------ MATERIAL FOR THIS EXERCISE

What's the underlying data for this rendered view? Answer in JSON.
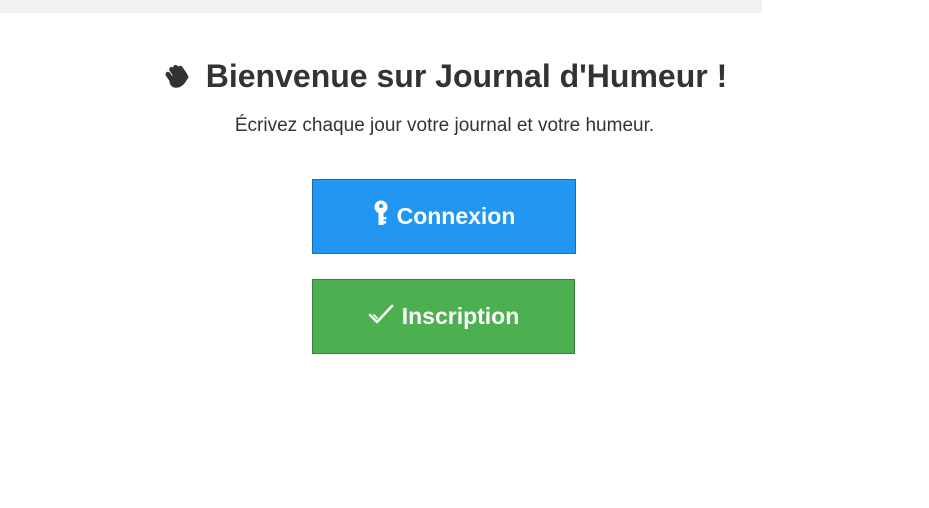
{
  "header": {
    "title": "Bienvenue sur Journal d'Humeur !",
    "title_icon": "waving-hand-icon",
    "subtitle": "Écrivez chaque jour votre journal et votre humeur."
  },
  "actions": {
    "login_label": "Connexion",
    "login_icon": "key-icon",
    "login_color": "#2196f3",
    "register_label": "Inscription",
    "register_icon": "check-icon",
    "register_color": "#4caf50"
  }
}
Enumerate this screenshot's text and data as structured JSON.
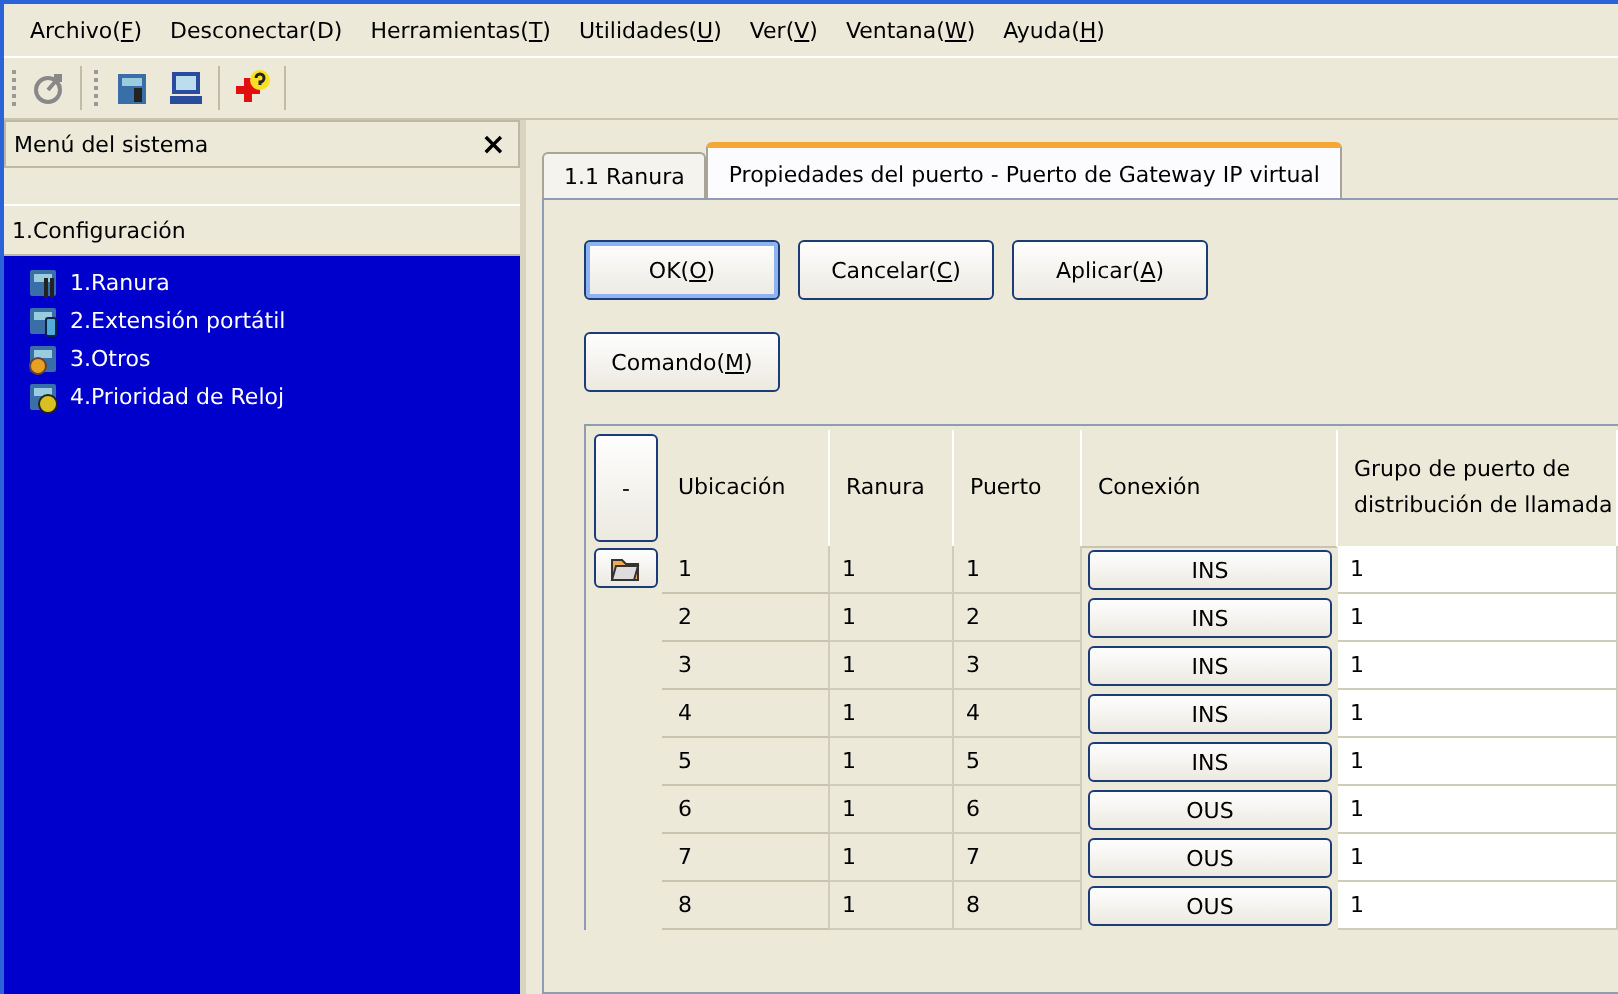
{
  "menu": [
    {
      "label": "Archivo(",
      "mnemonic": "F",
      "suffix": ")"
    },
    {
      "label": "Desconectar(D)"
    },
    {
      "label": "Herramientas(",
      "mnemonic": "T",
      "suffix": ")"
    },
    {
      "label": "Utilidades(",
      "mnemonic": "U",
      "suffix": ")"
    },
    {
      "label": "Ver(",
      "mnemonic": "V",
      "suffix": ")"
    },
    {
      "label": "Ventana(",
      "mnemonic": "W",
      "suffix": ")"
    },
    {
      "label": "Ayuda(",
      "mnemonic": "H",
      "suffix": ")"
    }
  ],
  "sidebar": {
    "title": "Menú del sistema",
    "close": "×",
    "section": "1.Configuración",
    "items": [
      {
        "label": "1.Ranura",
        "kind": "slot"
      },
      {
        "label": "2.Extensión portátil",
        "kind": "portable"
      },
      {
        "label": "3.Otros",
        "kind": "others"
      },
      {
        "label": "4.Prioridad de Reloj",
        "kind": "clock"
      }
    ]
  },
  "tabs": [
    {
      "label": "1.1 Ranura",
      "selected": false
    },
    {
      "label": "Propiedades del puerto - Puerto de Gateway IP virtual",
      "selected": true
    }
  ],
  "buttons": [
    {
      "label": "OK(",
      "mnemonic": "O",
      "suffix": ")",
      "default": true
    },
    {
      "label": "Cancelar(",
      "mnemonic": "C",
      "suffix": ")",
      "default": false
    },
    {
      "label": "Aplicar(",
      "mnemonic": "A",
      "suffix": ")",
      "default": false
    }
  ],
  "command_button": {
    "label": "Comando(",
    "mnemonic": "M",
    "suffix": ")"
  },
  "table": {
    "selector_header": "-",
    "columns": [
      "Ubicación",
      "Ranura",
      "Puerto",
      "Conexión",
      "Grupo de puerto de distribución de llamada"
    ],
    "rows": [
      {
        "cells": [
          "1",
          "1",
          "1",
          "INS",
          "1"
        ],
        "current": true
      },
      {
        "cells": [
          "2",
          "1",
          "2",
          "INS",
          "1"
        ],
        "current": false
      },
      {
        "cells": [
          "3",
          "1",
          "3",
          "INS",
          "1"
        ],
        "current": false
      },
      {
        "cells": [
          "4",
          "1",
          "4",
          "INS",
          "1"
        ],
        "current": false
      },
      {
        "cells": [
          "5",
          "1",
          "5",
          "INS",
          "1"
        ],
        "current": false
      },
      {
        "cells": [
          "6",
          "1",
          "6",
          "OUS",
          "1"
        ],
        "current": false
      },
      {
        "cells": [
          "7",
          "1",
          "7",
          "OUS",
          "1"
        ],
        "current": false
      },
      {
        "cells": [
          "8",
          "1",
          "8",
          "OUS",
          "1"
        ],
        "current": false
      }
    ]
  }
}
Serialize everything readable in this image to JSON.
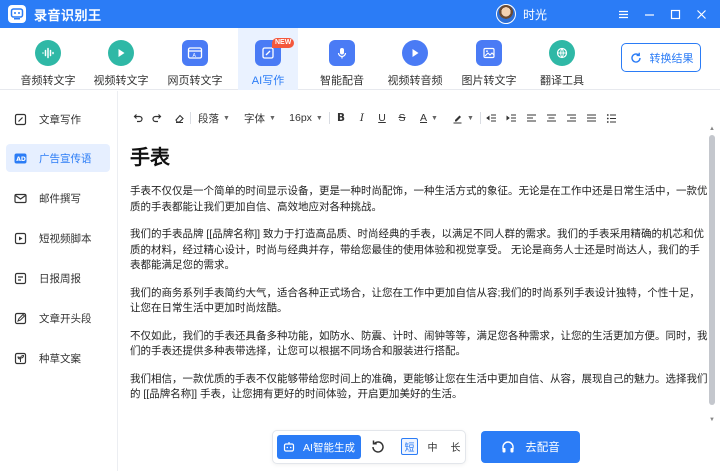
{
  "app": {
    "title": "录音识别王",
    "username": "时光"
  },
  "tools": [
    {
      "label": "音频转文字",
      "icon": "audio-wave-icon",
      "color": "#2fb8a6"
    },
    {
      "label": "视频转文字",
      "icon": "video-play-icon",
      "color": "#2fb8a6"
    },
    {
      "label": "网页转文字",
      "icon": "webpage-icon",
      "color": "#4a7bf5"
    },
    {
      "label": "AI写作",
      "icon": "ai-write-icon",
      "color": "#4a7bf5",
      "badge": "NEW"
    },
    {
      "label": "智能配音",
      "icon": "microphone-icon",
      "color": "#4a7bf5"
    },
    {
      "label": "视频转音频",
      "icon": "video-to-audio-icon",
      "color": "#4a7bf5"
    },
    {
      "label": "图片转文字",
      "icon": "image-text-icon",
      "color": "#4a7bf5"
    },
    {
      "label": "翻译工具",
      "icon": "translate-icon",
      "color": "#2fb8a6"
    }
  ],
  "convert_button": "转换结果",
  "sidebar": {
    "items": [
      {
        "label": "文章写作",
        "icon": "pen-square-icon"
      },
      {
        "label": "广告宣传语",
        "icon": "ad-icon"
      },
      {
        "label": "邮件撰写",
        "icon": "mail-icon"
      },
      {
        "label": "短视频脚本",
        "icon": "video-script-icon"
      },
      {
        "label": "日报周报",
        "icon": "report-icon"
      },
      {
        "label": "文章开头段",
        "icon": "edit-icon"
      },
      {
        "label": "种草文案",
        "icon": "sprout-icon"
      }
    ],
    "active_index": 1
  },
  "format_bar": {
    "paragraph": "段落",
    "font": "字体",
    "size": "16px"
  },
  "document": {
    "title": "手表",
    "paragraphs": [
      "手表不仅仅是一个简单的时间显示设备，更是一种时尚配饰，一种生活方式的象征。无论是在工作中还是日常生活中，一款优质的手表都能让我们更加自信、高效地应对各种挑战。",
      "我们的手表品牌 [[品牌名称]] 致力于打造高品质、时尚经典的手表，以满足不同人群的需求。我们的手表采用精确的机芯和优质的材料，经过精心设计，时尚与经典并存，带给您最佳的使用体验和视觉享受。 无论是商务人士还是时尚达人，我们的手表都能满足您的需求。",
      "我们的商务系列手表简约大气，适合各种正式场合，让您在工作中更加自信从容;我们的时尚系列手表设计独特，个性十足，让您在日常生活中更加时尚炫酷。",
      "不仅如此，我们的手表还具备多种功能，如防水、防震、计时、闹钟等等，满足您各种需求，让您的生活更加方便。同时，我们的手表还提供多种表带选择，让您可以根据不同场合和服装进行搭配。",
      "我们相信，一款优质的手表不仅能够带给您时间上的准确，更能够让您在生活中更加自信、从容，展现自己的魅力。选择我们的 [[品牌名称]] 手表，让您拥有更好的时间体验，开启更加美好的生活。"
    ]
  },
  "bottom": {
    "ai_generate": "AI智能生成",
    "lengths": [
      "短",
      "中",
      "长"
    ],
    "selected_length": "短",
    "dub_button": "去配音"
  },
  "colors": {
    "accent": "#2b7cf6",
    "badge": "#f4573c"
  }
}
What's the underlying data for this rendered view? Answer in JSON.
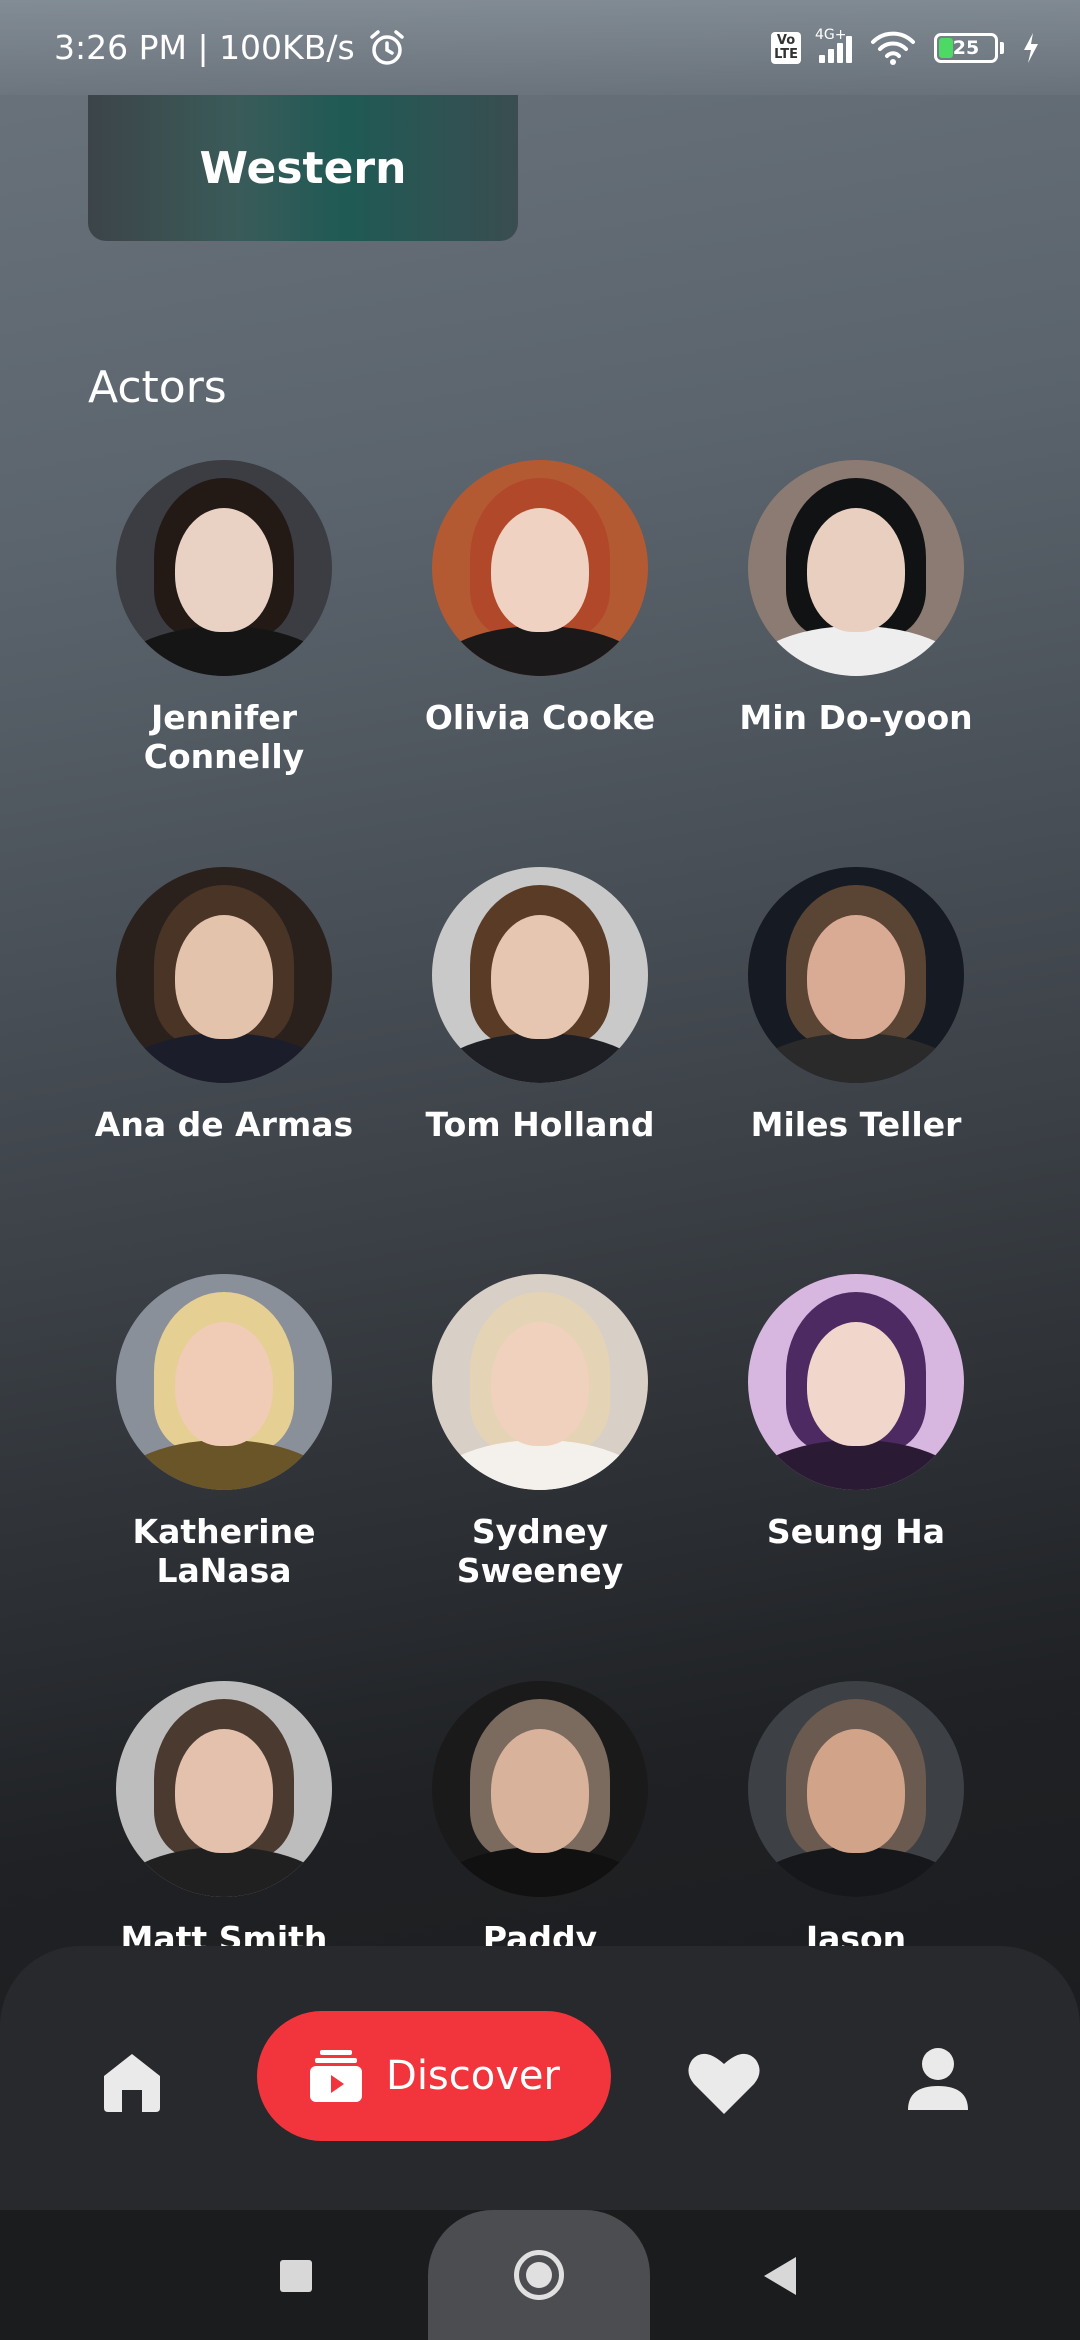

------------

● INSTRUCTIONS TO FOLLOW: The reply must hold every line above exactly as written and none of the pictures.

● ANSWER TO THE PROBLEM:
What's the underlying data for this rendered view? Answer in JSON.
{
  "header": {
    "title": "Bienvenue sur Journal d'Humeur !",
    "title_icon": "waving-hand-icon",
    "subtitle": "Écrivez chaque jour votre journal et votre humeur."
  },
  "actions": {
    "login_label": "Connexion",
    "login_icon": "key-icon",
    "login_color": "#2196f3",
    "register_label": "Inscription",
    "register_icon": "check-icon",
    "register_color": "#4caf50"
  }
}
Enumerate this screenshot's text and data as structured JSON.
{
  "menu": [
    {
      "label": "Archivo(",
      "mnemonic": "F",
      "suffix": ")"
    },
    {
      "label": "Desconectar(D)"
    },
    {
      "label": "Herramientas(",
      "mnemonic": "T",
      "suffix": ")"
    },
    {
      "label": "Utilidades(",
      "mnemonic": "U",
      "suffix": ")"
    },
    {
      "label": "Ver(",
      "mnemonic": "V",
      "suffix": ")"
    },
    {
      "label": "Ventana(",
      "mnemonic": "W",
      "suffix": ")"
    },
    {
      "label": "Ayuda(",
      "mnemonic": "H",
      "suffix": ")"
    }
  ],
  "sidebar": {
    "title": "Menú del sistema",
    "close": "×",
    "section": "1.Configuración",
    "items": [
      {
        "label": "1.Ranura",
        "kind": "slot"
      },
      {
        "label": "2.Extensión portátil",
        "kind": "portable"
      },
      {
        "label": "3.Otros",
        "kind": "others"
      },
      {
        "label": "4.Prioridad de Reloj",
        "kind": "clock"
      }
    ]
  },
  "tabs": [
    {
      "label": "1.1 Ranura",
      "selected": false
    },
    {
      "label": "Propiedades del puerto - Puerto de Gateway IP virtual",
      "selected": true
    }
  ],
  "buttons": [
    {
      "label": "OK(",
      "mnemonic": "O",
      "suffix": ")",
      "default": true
    },
    {
      "label": "Cancelar(",
      "mnemonic": "C",
      "suffix": ")",
      "default": false
    },
    {
      "label": "Aplicar(",
      "mnemonic": "A",
      "suffix": ")",
      "default": false
    }
  ],
  "command_button": {
    "label": "Comando(",
    "mnemonic": "M",
    "suffix": ")"
  },
  "table": {
    "selector_header": "-",
    "columns": [
      "Ubicación",
      "Ranura",
      "Puerto",
      "Conexión",
      "Grupo de puerto de distribución de llamada"
    ],
    "rows": [
      {
        "cells": [
          "1",
          "1",
          "1",
          "INS",
          "1"
        ],
        "current": true
      },
      {
        "cells": [
          "2",
          "1",
          "2",
          "INS",
          "1"
        ],
        "current": false
      },
      {
        "cells": [
          "3",
          "1",
          "3",
          "INS",
          "1"
        ],
        "current": false
      },
      {
        "cells": [
          "4",
          "1",
          "4",
          "INS",
          "1"
        ],
        "current": false
      },
      {
        "cells": [
          "5",
          "1",
          "5",
          "INS",
          "1"
        ],
        "current": false
      },
      {
        "cells": [
          "6",
          "1",
          "6",
          "OUS",
          "1"
        ],
        "current": false
      },
      {
        "cells": [
          "7",
          "1",
          "7",
          "OUS",
          "1"
        ],
        "current": false
      },
      {
        "cells": [
          "8",
          "1",
          "8",
          "OUS",
          "1"
        ],
        "current": false
      }
    ]
  }
}
Serialize everything readable in this image to JSON.
{
  "app": {
    "title": "录音识别王",
    "username": "时光"
  },
  "tools": [
    {
      "label": "音频转文字",
      "icon": "audio-wave-icon",
      "color": "#2fb8a6"
    },
    {
      "label": "视频转文字",
      "icon": "video-play-icon",
      "color": "#2fb8a6"
    },
    {
      "label": "网页转文字",
      "icon": "webpage-icon",
      "color": "#4a7bf5"
    },
    {
      "label": "AI写作",
      "icon": "ai-write-icon",
      "color": "#4a7bf5",
      "badge": "NEW"
    },
    {
      "label": "智能配音",
      "icon": "microphone-icon",
      "color": "#4a7bf5"
    },
    {
      "label": "视频转音频",
      "icon": "video-to-audio-icon",
      "color": "#4a7bf5"
    },
    {
      "label": "图片转文字",
      "icon": "image-text-icon",
      "color": "#4a7bf5"
    },
    {
      "label": "翻译工具",
      "icon": "translate-icon",
      "color": "#2fb8a6"
    }
  ],
  "convert_button": "转换结果",
  "sidebar": {
    "items": [
      {
        "label": "文章写作",
        "icon": "pen-square-icon"
      },
      {
        "label": "广告宣传语",
        "icon": "ad-icon"
      },
      {
        "label": "邮件撰写",
        "icon": "mail-icon"
      },
      {
        "label": "短视频脚本",
        "icon": "video-script-icon"
      },
      {
        "label": "日报周报",
        "icon": "report-icon"
      },
      {
        "label": "文章开头段",
        "icon": "edit-icon"
      },
      {
        "label": "种草文案",
        "icon": "sprout-icon"
      }
    ],
    "active_index": 1
  },
  "format_bar": {
    "paragraph": "段落",
    "font": "字体",
    "size": "16px"
  },
  "document": {
    "title": "手表",
    "paragraphs": [
      "手表不仅仅是一个简单的时间显示设备，更是一种时尚配饰，一种生活方式的象征。无论是在工作中还是日常生活中，一款优质的手表都能让我们更加自信、高效地应对各种挑战。",
      "我们的手表品牌 [[品牌名称]] 致力于打造高品质、时尚经典的手表，以满足不同人群的需求。我们的手表采用精确的机芯和优质的材料，经过精心设计，时尚与经典并存，带给您最佳的使用体验和视觉享受。 无论是商务人士还是时尚达人，我们的手表都能满足您的需求。",
      "我们的商务系列手表简约大气，适合各种正式场合，让您在工作中更加自信从容;我们的时尚系列手表设计独特，个性十足，让您在日常生活中更加时尚炫酷。",
      "不仅如此，我们的手表还具备多种功能，如防水、防震、计时、闹钟等等，满足您各种需求，让您的生活更加方便。同时，我们的手表还提供多种表带选择，让您可以根据不同场合和服装进行搭配。",
      "我们相信，一款优质的手表不仅能够带给您时间上的准确，更能够让您在生活中更加自信、从容，展现自己的魅力。选择我们的 [[品牌名称]] 手表，让您拥有更好的时间体验，开启更加美好的生活。"
    ]
  },
  "bottom": {
    "ai_generate": "AI智能生成",
    "lengths": [
      "短",
      "中",
      "长"
    ],
    "selected_length": "短",
    "dub_button": "去配音"
  },
  "colors": {
    "accent": "#2b7cf6",
    "badge": "#f4573c"
  }
}
What's the underlying data for this rendered view? Answer in JSON.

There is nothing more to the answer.